If you are very sick or injured, or if extensive tests or surgery are needed, you may be admitted to the hospital. If you think you may be admitted you should be prepare for your visit by bringing a change of clothes plus whatever personal items you might be need—eyeglasses, for example.
When you walk into the waiting room, the first thing you will do is check in at the front desk.
When you walk into the waiting room, the first thing you will do is check in at the front desk. You will be asked to provide basic information, such as your name, address, date of birth and reason for the visit.
This important document will assure prompt and appropriate care for Children with Special Health Care Needs (CSHCN).
Your physician will obtain a thorough history and perform a physical exam in order to treat you. He or she may need (though not always) to order tests, which could include blood tests and imaging studies (Xray, ultrasound, CT scan or others) to help make a diagnosis.
There are more than a dozen staff members in an emergency department, each with specialized training to address the any emergency.
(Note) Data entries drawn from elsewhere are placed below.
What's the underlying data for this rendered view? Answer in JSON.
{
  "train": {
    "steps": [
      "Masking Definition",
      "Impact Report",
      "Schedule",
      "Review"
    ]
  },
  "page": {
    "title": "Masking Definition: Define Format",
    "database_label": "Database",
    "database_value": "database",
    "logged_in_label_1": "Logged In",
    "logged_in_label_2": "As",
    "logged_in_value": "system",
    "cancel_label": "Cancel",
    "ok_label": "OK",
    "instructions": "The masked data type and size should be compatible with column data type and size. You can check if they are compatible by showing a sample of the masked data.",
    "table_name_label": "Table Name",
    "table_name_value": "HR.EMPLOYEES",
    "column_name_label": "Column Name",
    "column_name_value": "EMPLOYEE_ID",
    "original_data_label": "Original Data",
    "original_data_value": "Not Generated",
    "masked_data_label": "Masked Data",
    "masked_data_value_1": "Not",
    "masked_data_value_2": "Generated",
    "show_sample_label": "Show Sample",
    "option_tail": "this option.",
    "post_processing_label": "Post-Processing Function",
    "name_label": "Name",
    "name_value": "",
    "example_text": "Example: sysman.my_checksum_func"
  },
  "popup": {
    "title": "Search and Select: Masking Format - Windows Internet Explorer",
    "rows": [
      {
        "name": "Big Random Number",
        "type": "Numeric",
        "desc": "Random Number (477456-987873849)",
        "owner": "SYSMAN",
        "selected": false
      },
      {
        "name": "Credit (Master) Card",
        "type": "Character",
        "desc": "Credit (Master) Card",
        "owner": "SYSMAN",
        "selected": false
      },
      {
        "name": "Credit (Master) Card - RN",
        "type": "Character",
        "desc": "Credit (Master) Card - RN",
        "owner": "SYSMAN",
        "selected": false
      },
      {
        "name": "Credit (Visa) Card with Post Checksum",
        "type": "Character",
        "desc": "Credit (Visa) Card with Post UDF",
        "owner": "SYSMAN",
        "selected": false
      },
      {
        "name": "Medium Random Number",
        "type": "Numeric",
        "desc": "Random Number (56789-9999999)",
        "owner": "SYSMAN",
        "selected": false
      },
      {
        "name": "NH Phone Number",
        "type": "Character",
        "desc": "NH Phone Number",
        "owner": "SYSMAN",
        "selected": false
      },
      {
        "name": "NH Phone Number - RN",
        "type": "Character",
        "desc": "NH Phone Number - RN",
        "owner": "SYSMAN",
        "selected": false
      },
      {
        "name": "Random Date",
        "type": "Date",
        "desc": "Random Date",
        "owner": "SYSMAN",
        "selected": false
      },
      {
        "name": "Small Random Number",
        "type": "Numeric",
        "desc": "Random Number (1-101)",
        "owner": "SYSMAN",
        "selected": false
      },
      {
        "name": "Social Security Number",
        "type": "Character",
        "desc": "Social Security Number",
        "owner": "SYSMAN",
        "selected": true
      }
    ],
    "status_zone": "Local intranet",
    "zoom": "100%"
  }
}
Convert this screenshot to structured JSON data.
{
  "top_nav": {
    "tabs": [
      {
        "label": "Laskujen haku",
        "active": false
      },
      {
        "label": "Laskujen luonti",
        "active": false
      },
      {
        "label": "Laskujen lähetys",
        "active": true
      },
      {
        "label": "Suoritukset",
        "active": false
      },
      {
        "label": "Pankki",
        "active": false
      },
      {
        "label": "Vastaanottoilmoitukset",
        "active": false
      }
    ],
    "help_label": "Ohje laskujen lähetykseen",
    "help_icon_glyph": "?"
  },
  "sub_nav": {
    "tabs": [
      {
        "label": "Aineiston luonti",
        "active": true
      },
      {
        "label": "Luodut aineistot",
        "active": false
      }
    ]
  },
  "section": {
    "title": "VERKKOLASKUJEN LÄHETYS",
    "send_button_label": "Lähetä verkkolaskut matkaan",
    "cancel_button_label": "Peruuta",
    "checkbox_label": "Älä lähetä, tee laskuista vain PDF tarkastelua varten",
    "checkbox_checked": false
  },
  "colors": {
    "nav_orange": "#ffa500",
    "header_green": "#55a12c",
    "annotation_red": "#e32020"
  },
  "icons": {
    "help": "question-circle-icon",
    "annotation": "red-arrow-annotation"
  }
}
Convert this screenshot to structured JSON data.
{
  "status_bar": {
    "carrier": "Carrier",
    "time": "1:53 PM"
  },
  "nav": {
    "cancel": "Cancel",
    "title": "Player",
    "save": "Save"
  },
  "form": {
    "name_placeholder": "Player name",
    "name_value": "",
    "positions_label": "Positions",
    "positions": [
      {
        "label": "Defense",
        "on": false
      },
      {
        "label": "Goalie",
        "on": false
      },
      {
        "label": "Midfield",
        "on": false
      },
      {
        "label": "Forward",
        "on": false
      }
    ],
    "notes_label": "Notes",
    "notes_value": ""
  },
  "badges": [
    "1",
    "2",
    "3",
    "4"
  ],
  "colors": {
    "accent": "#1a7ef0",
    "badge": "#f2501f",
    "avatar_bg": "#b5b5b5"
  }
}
Here are four key players.
Emergency physicians are committed to providing high quality emergency care as quickly as possible to all patients, but if you’ve been to a hospital emergency department lately, you most likely know that many of America's ERs are overcrowded.